◆ **Aim of the task**
Every line that holds the word "price" needs to be copied from the data below.

◆ **Supplied entries**

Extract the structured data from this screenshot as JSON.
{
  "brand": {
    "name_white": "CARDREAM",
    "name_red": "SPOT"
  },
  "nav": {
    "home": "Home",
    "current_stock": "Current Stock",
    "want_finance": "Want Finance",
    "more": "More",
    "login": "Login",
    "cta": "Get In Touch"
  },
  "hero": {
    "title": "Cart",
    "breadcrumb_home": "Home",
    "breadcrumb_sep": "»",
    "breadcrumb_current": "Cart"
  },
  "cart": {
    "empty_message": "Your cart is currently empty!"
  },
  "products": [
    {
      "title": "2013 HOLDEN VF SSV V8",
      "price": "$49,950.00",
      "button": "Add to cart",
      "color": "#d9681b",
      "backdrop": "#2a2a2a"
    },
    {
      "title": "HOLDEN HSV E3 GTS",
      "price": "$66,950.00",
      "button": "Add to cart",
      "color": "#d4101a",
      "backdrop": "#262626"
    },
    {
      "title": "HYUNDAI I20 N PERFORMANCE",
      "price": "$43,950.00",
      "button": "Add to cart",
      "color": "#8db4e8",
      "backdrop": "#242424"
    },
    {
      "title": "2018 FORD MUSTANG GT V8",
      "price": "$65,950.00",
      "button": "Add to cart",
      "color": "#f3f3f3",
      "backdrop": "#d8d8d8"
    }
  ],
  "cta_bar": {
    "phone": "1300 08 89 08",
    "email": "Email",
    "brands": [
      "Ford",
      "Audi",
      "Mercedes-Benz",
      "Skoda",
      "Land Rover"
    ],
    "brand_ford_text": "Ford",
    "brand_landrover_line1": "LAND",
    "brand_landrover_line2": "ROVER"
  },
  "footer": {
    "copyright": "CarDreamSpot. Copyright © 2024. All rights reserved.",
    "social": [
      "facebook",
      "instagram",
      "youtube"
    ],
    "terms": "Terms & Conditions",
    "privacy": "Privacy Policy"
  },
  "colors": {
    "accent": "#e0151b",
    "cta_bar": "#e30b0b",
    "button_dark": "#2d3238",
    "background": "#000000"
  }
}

◆ **Solution to this exercise**
      "price": "$49,950.00",
      "price": "$66,950.00",
      "price": "$43,950.00",
      "price": "$65,950.00",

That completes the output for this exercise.